The practice of organ transplantation opened a Pandora's Box of difficulties, including forced organ harvesting
Doctors carry fresh organs for transplant at a hospital in Henan Province, China, on Aug. 16, 2012. (Screenshot via Sohu.com)
We all want to live a long time. And in vigorous good health while doing so.
Modern society and modern medical technology has transformed the prospect of a Biblical “three score and ten” lifetime, which used to be unlikely, if not unusual, into a strong, normal possibility.
But getting there is not always “half the fun.” And sustaining life after 70 requires more and more (often high tech) maintenance.
We are outliving our design specifications. Our organs—heart, kidney, eyes, lungs, liver are subject to wear-and-tear. Sometimes the damage is genetic; sometimes self-inflicted (smoking, alcohol). But the result is life shortening, and the search for life-extenders is relentless: first palliative (stop smoking/drinking), then surgical (heart by-pass), and finally heroic (organ replacement).

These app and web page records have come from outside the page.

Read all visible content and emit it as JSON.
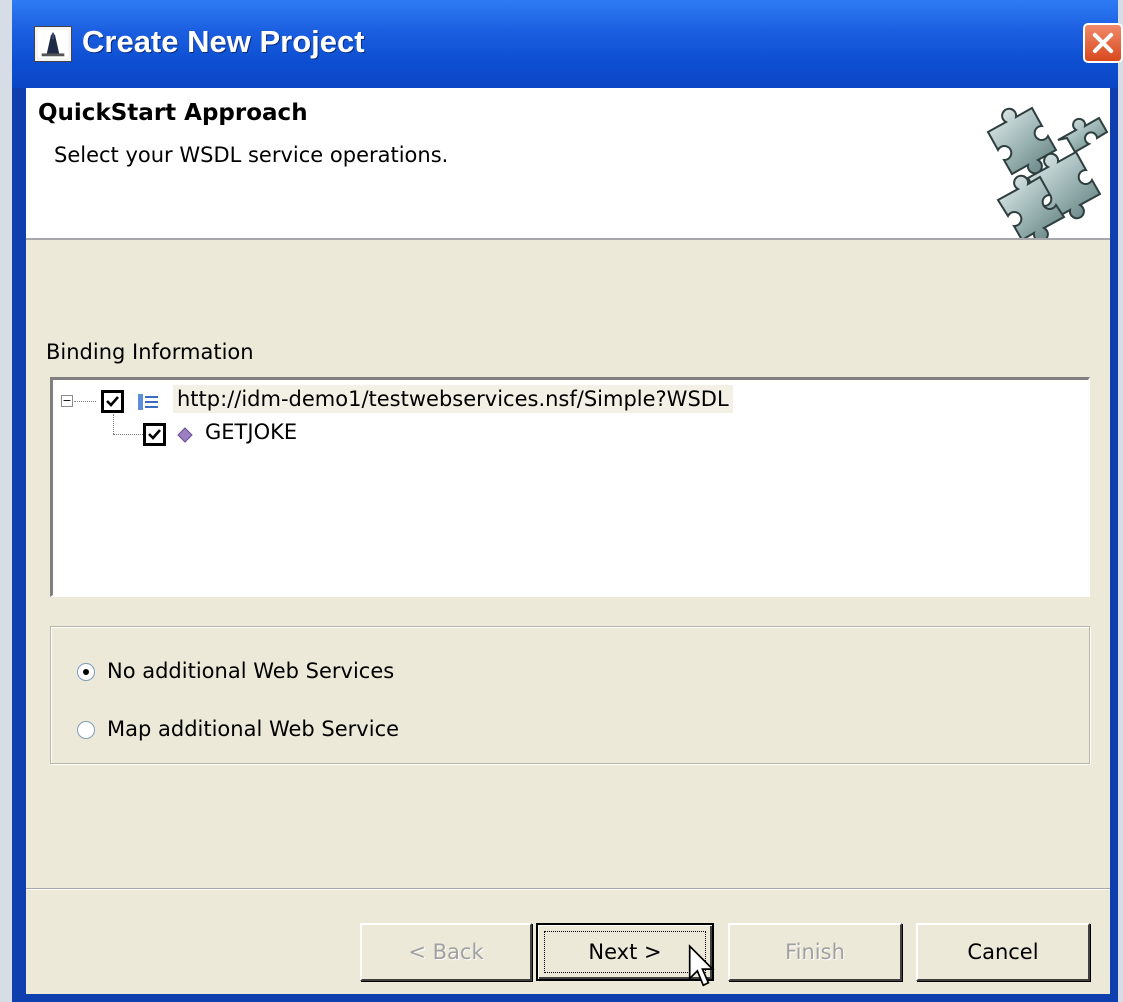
{
  "window": {
    "title": "Create New Project",
    "close_glyph": "✕"
  },
  "header": {
    "title": "QuickStart Approach",
    "description": "Select your WSDL service operations."
  },
  "binding": {
    "label": "Binding Information",
    "tree": {
      "root": {
        "label": "http://idm-demo1/testwebservices.nsf/Simple?WSDL",
        "checked": true,
        "expanded": true,
        "expander_glyph": "−"
      },
      "children": [
        {
          "label": "GETJOKE",
          "checked": true
        }
      ]
    }
  },
  "options": {
    "selected": "none",
    "items": [
      {
        "id": "none",
        "label": "No additional Web Services"
      },
      {
        "id": "map",
        "label": "Map additional Web Service"
      }
    ]
  },
  "buttons": {
    "back": {
      "label": "< Back",
      "enabled": false
    },
    "next": {
      "label": "Next >",
      "enabled": true
    },
    "finish": {
      "label": "Finish",
      "enabled": false
    },
    "cancel": {
      "label": "Cancel",
      "enabled": true
    }
  },
  "colors": {
    "title_bar": "#0a46c4",
    "close_button": "#d8491e",
    "dialog_bg": "#ece9d8",
    "puzzle": "#9fb7b7"
  }
}
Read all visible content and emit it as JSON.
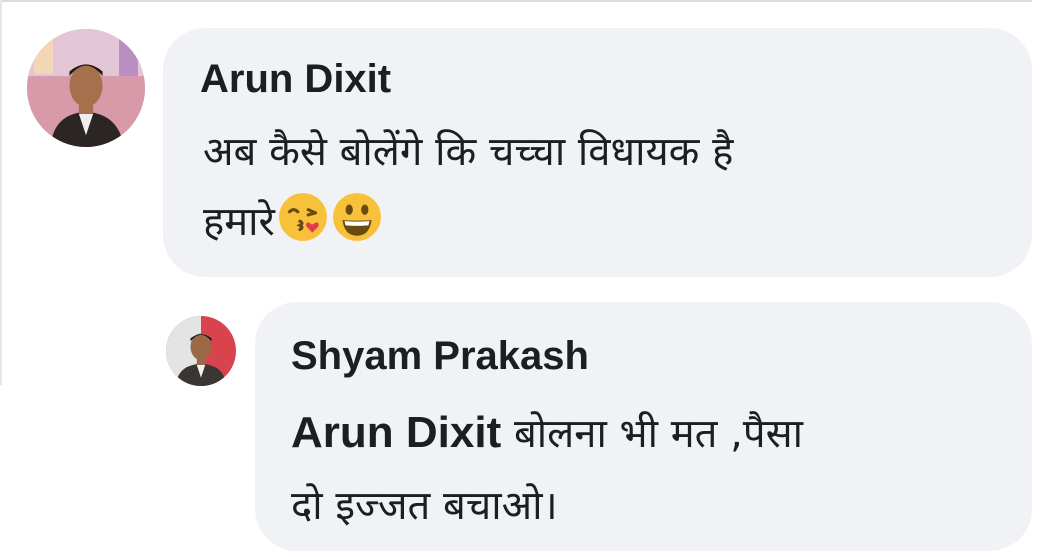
{
  "comments": [
    {
      "author": "Arun Dixit",
      "lines": [
        "अब कैसे बोलेंगे कि चच्चा  विधायक है",
        "हमारे"
      ],
      "emojis": [
        "face-throwing-kiss-icon",
        "grinning-face-icon"
      ]
    },
    {
      "author": "Shyam Prakash",
      "mention": "Arun Dixit",
      "lines": [
        "बोलना भी मत ,पैसा",
        "दो इज्जत बचाओ।"
      ]
    }
  ],
  "colors": {
    "bubble_background": "#f0f2f5",
    "text": "#1c1e21",
    "divider": "#dadde1"
  }
}
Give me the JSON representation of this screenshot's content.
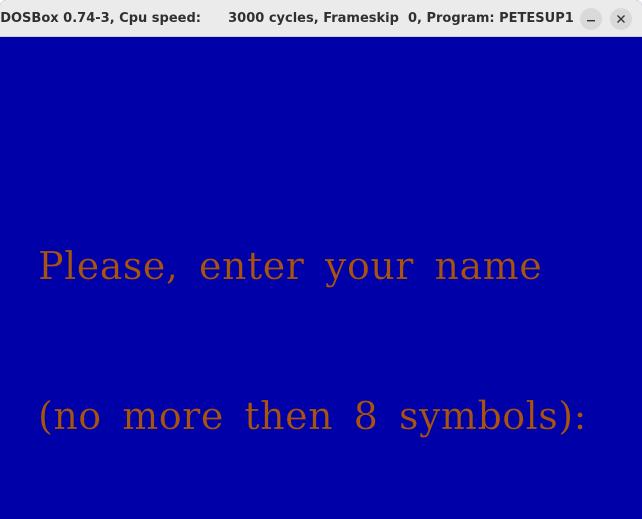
{
  "window": {
    "title": "DOSBox 0.74-3, Cpu speed:      3000 cycles, Frameskip  0, Program: PETESUP1"
  },
  "controls": {
    "minimize_icon": "minimize-icon",
    "close_icon": "close-icon"
  },
  "colors": {
    "screen_background": "#0000a8",
    "prompt_text": "#a8540c",
    "titlebar": "#ebebeb"
  },
  "screen": {
    "prompt_line1": "Please, enter your name",
    "prompt_line2": "(no more then 8 symbols):"
  }
}
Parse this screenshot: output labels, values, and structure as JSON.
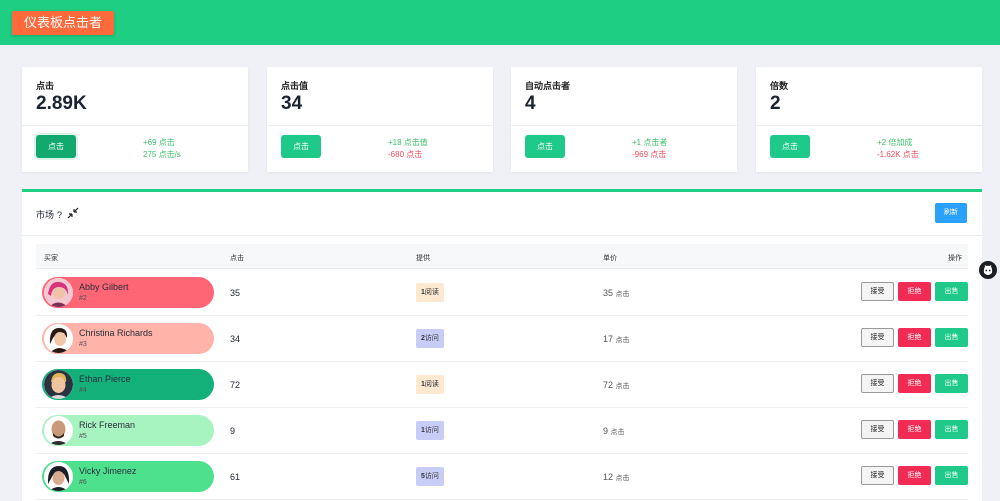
{
  "header": {
    "title": "仪表板点击者",
    "bg_color": "#1ecf83",
    "brand_color": "#ff6a3d"
  },
  "stats": [
    {
      "label": "点击",
      "value": "2.89K",
      "button": "点击",
      "line1": "+69 点击",
      "line2": "275 点击/s",
      "line2_color": "green"
    },
    {
      "label": "点击值",
      "value": "34",
      "button": "点击",
      "line1": "+18 点击值",
      "line2": "-680 点击",
      "line2_color": "red"
    },
    {
      "label": "自动点击者",
      "value": "4",
      "button": "点击",
      "line1": "+1 点击者",
      "line2": "-969 点击",
      "line2_color": "red"
    },
    {
      "label": "倍数",
      "value": "2",
      "button": "点击",
      "line1": "+2 倍加成",
      "line2": "-1.62K 点击",
      "line2_color": "red"
    }
  ],
  "market": {
    "title": "市场",
    "help": "?",
    "refresh_label": "刷新",
    "columns": {
      "buyer": "买家",
      "clicks": "点击",
      "offer": "提供",
      "unit_price": "单价",
      "actions": "操作"
    },
    "actions": {
      "accept": "接受",
      "reject": "拒绝",
      "sell": "出售"
    },
    "rows": [
      {
        "name": "Abby Gilbert",
        "id": "#2",
        "clicks": "35",
        "offer_qty": "1",
        "offer_type": "阅读",
        "offer_kind": "read",
        "price": "35",
        "price_unit": "点击",
        "color": "#ff6675",
        "avatar": "woman-pink-hair"
      },
      {
        "name": "Christina Richards",
        "id": "#3",
        "clicks": "34",
        "offer_qty": "2",
        "offer_type": "访问",
        "offer_kind": "visit",
        "price": "17",
        "price_unit": "点击",
        "color": "#ffb3a9",
        "avatar": "woman-dark-hair"
      },
      {
        "name": "Ethan Pierce",
        "id": "#4",
        "clicks": "72",
        "offer_qty": "1",
        "offer_type": "阅读",
        "offer_kind": "read",
        "price": "72",
        "price_unit": "点击",
        "color": "#14b07a",
        "avatar": "man-blond"
      },
      {
        "name": "Rick Freeman",
        "id": "#5",
        "clicks": "9",
        "offer_qty": "1",
        "offer_type": "访问",
        "offer_kind": "visit",
        "price": "9",
        "price_unit": "点击",
        "color": "#a8f4c0",
        "avatar": "man-bald"
      },
      {
        "name": "Vicky Jimenez",
        "id": "#6",
        "clicks": "61",
        "offer_qty": "5",
        "offer_type": "访问",
        "offer_kind": "visit",
        "price": "12",
        "price_unit": "点击",
        "color": "#4de08d",
        "avatar": "woman-dark-hair-2"
      }
    ]
  },
  "icons": {
    "shrink": "shrink-icon",
    "github": "github-icon"
  }
}
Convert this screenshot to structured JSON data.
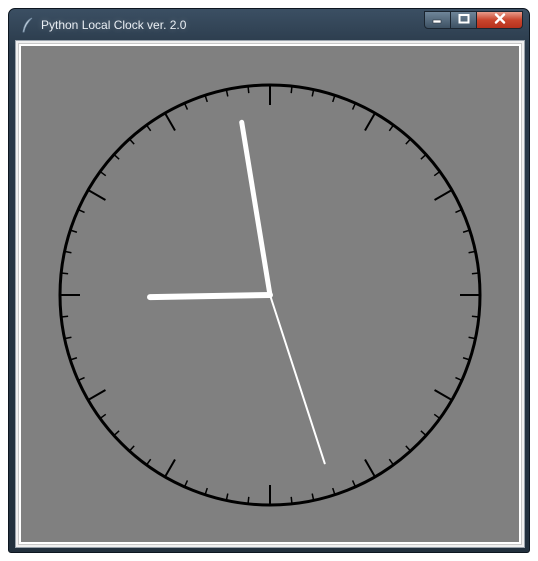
{
  "window": {
    "title": "Python Local Clock ver. 2.0",
    "app_icon": "feather-icon",
    "buttons": {
      "minimize_icon": "minimize-icon",
      "maximize_icon": "maximize-icon",
      "close_icon": "close-icon"
    }
  },
  "clock": {
    "face_color": "#808080",
    "dial_color": "#000000",
    "hand_color": "#ffffff",
    "tick_count": 60,
    "time": {
      "hours": 8,
      "minutes": 58,
      "seconds": 27
    }
  }
}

The first heart transplant was performed in Cape Town, South Africa in December 1967 by Christiaan Barnard. For those of us media-engaged 50 years ago, the operation was miraculous. But it opened the classic “Pandora’s box” of complexities.